**GOAL OF THE EXERCISE:** Set down every line below, word for word.

*** Block opens ***

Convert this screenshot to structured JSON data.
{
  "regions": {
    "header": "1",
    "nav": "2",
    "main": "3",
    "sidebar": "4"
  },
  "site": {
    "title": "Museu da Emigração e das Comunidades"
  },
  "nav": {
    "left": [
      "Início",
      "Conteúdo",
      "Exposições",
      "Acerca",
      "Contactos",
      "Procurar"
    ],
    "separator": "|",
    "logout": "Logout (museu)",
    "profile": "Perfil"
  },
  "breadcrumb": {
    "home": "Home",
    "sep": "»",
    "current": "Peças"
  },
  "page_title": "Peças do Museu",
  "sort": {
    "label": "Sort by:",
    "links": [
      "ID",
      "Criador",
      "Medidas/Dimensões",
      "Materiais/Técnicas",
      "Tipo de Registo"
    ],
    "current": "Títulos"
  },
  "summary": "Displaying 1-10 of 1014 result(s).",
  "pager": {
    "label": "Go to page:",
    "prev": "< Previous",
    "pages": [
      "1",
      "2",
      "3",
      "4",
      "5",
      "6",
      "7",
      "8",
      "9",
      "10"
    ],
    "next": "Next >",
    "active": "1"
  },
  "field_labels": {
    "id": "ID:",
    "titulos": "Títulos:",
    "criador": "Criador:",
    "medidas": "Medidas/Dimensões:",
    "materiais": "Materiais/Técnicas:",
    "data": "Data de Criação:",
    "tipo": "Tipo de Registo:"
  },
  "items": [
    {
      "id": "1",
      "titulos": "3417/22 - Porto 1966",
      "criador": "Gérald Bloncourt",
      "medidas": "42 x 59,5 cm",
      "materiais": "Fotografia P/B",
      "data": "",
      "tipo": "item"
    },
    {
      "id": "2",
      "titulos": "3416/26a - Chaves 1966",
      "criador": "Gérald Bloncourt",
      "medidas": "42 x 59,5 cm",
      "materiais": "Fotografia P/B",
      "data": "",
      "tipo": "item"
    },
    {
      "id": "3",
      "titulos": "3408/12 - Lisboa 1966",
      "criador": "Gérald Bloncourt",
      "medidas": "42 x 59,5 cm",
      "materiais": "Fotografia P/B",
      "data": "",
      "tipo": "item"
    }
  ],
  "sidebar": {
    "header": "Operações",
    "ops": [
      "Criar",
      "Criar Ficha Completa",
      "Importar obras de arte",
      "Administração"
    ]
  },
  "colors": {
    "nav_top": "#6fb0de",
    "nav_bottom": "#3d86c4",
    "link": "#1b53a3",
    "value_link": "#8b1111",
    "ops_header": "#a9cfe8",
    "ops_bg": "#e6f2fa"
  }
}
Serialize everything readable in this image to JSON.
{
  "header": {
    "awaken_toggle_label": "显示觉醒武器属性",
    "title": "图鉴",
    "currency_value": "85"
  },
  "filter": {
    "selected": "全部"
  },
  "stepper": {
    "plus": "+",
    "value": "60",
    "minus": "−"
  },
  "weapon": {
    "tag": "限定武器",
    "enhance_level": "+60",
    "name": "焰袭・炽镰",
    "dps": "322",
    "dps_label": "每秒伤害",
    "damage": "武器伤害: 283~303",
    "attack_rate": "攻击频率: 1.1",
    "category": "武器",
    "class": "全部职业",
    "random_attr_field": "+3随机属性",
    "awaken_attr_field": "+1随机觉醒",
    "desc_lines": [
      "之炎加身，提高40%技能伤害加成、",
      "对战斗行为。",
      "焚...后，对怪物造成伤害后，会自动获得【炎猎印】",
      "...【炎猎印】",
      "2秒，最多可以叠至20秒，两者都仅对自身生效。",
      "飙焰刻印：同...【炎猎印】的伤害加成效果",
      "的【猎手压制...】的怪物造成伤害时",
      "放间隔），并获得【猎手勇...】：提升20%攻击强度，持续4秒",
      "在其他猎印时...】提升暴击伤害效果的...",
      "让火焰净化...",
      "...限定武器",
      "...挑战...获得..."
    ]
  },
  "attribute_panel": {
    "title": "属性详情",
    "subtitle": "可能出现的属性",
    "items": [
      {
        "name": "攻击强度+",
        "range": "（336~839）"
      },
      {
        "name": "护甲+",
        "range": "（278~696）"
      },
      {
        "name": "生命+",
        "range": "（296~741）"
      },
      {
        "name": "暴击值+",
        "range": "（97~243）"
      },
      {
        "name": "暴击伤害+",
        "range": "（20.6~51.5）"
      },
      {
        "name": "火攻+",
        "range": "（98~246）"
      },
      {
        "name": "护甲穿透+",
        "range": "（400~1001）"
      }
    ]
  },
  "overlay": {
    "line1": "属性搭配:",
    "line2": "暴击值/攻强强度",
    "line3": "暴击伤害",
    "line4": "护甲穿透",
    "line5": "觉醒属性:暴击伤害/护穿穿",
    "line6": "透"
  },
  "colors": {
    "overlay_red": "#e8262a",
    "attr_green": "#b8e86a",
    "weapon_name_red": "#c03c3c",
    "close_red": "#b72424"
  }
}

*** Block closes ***

**FINISHED EXERCISE:**
Convert this screenshot to structured JSON data.
{
  "regions": {
    "header": "1",
    "nav": "2",
    "main": "3",
    "sidebar": "4"
  },
  "site": {
    "title": "Museu da Emigração e das Comunidades"
  },
  "nav": {
    "left": [
      "Início",
      "Conteúdo",
      "Exposições",
      "Acerca",
      "Contactos",
      "Procurar"
    ],
    "separator": "|",
    "logout": "Logout (museu)",
    "profile": "Perfil"
  },
  "breadcrumb": {
    "home": "Home",
    "sep": "»",
    "current": "Peças"
  },
  "page_title": "Peças do Museu",
  "sort": {
    "label": "Sort by:",
    "links": [
      "ID",
      "Criador",
      "Medidas/Dimensões",
      "Materiais/Técnicas",
      "Tipo de Registo"
    ],
    "current": "Títulos"
  },
  "summary": "Displaying 1-10 of 1014 result(s).",
  "pager": {
    "label": "Go to page:",
    "prev": "< Previous",
    "pages": [
      "1",
      "2",
      "3",
      "4",
      "5",
      "6",
      "7",
      "8",
      "9",
      "10"
    ],
    "next": "Next >",
    "active": "1"
  },
  "field_labels": {
    "id": "ID:",
    "titulos": "Títulos:",
    "criador": "Criador:",
    "medidas": "Medidas/Dimensões:",
    "materiais": "Materiais/Técnicas:",
    "data": "Data de Criação:",
    "tipo": "Tipo de Registo:"
  },
  "items": [
    {
      "id": "1",
      "titulos": "3417/22 - Porto 1966",
      "criador": "Gérald Bloncourt",
      "medidas": "42 x 59,5 cm",
      "materiais": "Fotografia P/B",
      "data": "",
      "tipo": "item"
    },
    {
      "id": "2",
      "titulos": "3416/26a - Chaves 1966",
      "criador": "Gérald Bloncourt",
      "medidas": "42 x 59,5 cm",
      "materiais": "Fotografia P/B",
      "data": "",
      "tipo": "item"
    },
    {
      "id": "3",
      "titulos": "3408/12 - Lisboa 1966",
      "criador": "Gérald Bloncourt",
      "medidas": "42 x 59,5 cm",
      "materiais": "Fotografia P/B",
      "data": "",
      "tipo": "item"
    }
  ],
  "sidebar": {
    "header": "Operações",
    "ops": [
      "Criar",
      "Criar Ficha Completa",
      "Importar obras de arte",
      "Administração"
    ]
  },
  "colors": {
    "nav_top": "#6fb0de",
    "nav_bottom": "#3d86c4",
    "link": "#1b53a3",
    "value_link": "#8b1111",
    "ops_header": "#a9cfe8",
    "ops_bg": "#e6f2fa"
  }
}
Serialize everything readable in this image to JSON.
{
  "header": {
    "awaken_toggle_label": "显示觉醒武器属性",
    "title": "图鉴",
    "currency_value": "85"
  },
  "filter": {
    "selected": "全部"
  },
  "stepper": {
    "plus": "+",
    "value": "60",
    "minus": "−"
  },
  "weapon": {
    "tag": "限定武器",
    "enhance_level": "+60",
    "name": "焰袭・炽镰",
    "dps": "322",
    "dps_label": "每秒伤害",
    "damage": "武器伤害: 283~303",
    "attack_rate": "攻击频率: 1.1",
    "category": "武器",
    "class": "全部职业",
    "random_attr_field": "+3随机属性",
    "awaken_attr_field": "+1随机觉醒",
    "desc_lines": [
      "之炎加身，提高40%技能伤害加成、",
      "对战斗行为。",
      "焚...后，对怪物造成伤害后，会自动获得【炎猎印】",
      "...【炎猎印】",
      "2秒，最多可以叠至20秒，两者都仅对自身生效。",
      "飙焰刻印：同...【炎猎印】的伤害加成效果",
      "的【猎手压制...】的怪物造成伤害时",
      "放间隔），并获得【猎手勇...】：提升20%攻击强度，持续4秒",
      "在其他猎印时...】提升暴击伤害效果的...",
      "让火焰净化...",
      "...限定武器",
      "...挑战...获得..."
    ]
  },
  "attribute_panel": {
    "title": "属性详情",
    "subtitle": "可能出现的属性",
    "items": [
      {
        "name": "攻击强度+",
        "range": "（336~839）"
      },
      {
        "name": "护甲+",
        "range": "（278~696）"
      },
      {
        "name": "生命+",
        "range": "（296~741）"
      },
      {
        "name": "暴击值+",
        "range": "（97~243）"
      },
      {
        "name": "暴击伤害+",
        "range": "（20.6~51.5）"
      },
      {
        "name": "火攻+",
        "range": "（98~246）"
      },
      {
        "name": "护甲穿透+",
        "range": "（400~1001）"
      }
    ]
  },
  "overlay": {
    "line1": "属性搭配:",
    "line2": "暴击值/攻强强度",
    "line3": "暴击伤害",
    "line4": "护甲穿透",
    "line5": "觉醒属性:暴击伤害/护穿穿",
    "line6": "透"
  },
  "colors": {
    "overlay_red": "#e8262a",
    "attr_green": "#b8e86a",
    "weapon_name_red": "#c03c3c",
    "close_red": "#b72424"
  }
}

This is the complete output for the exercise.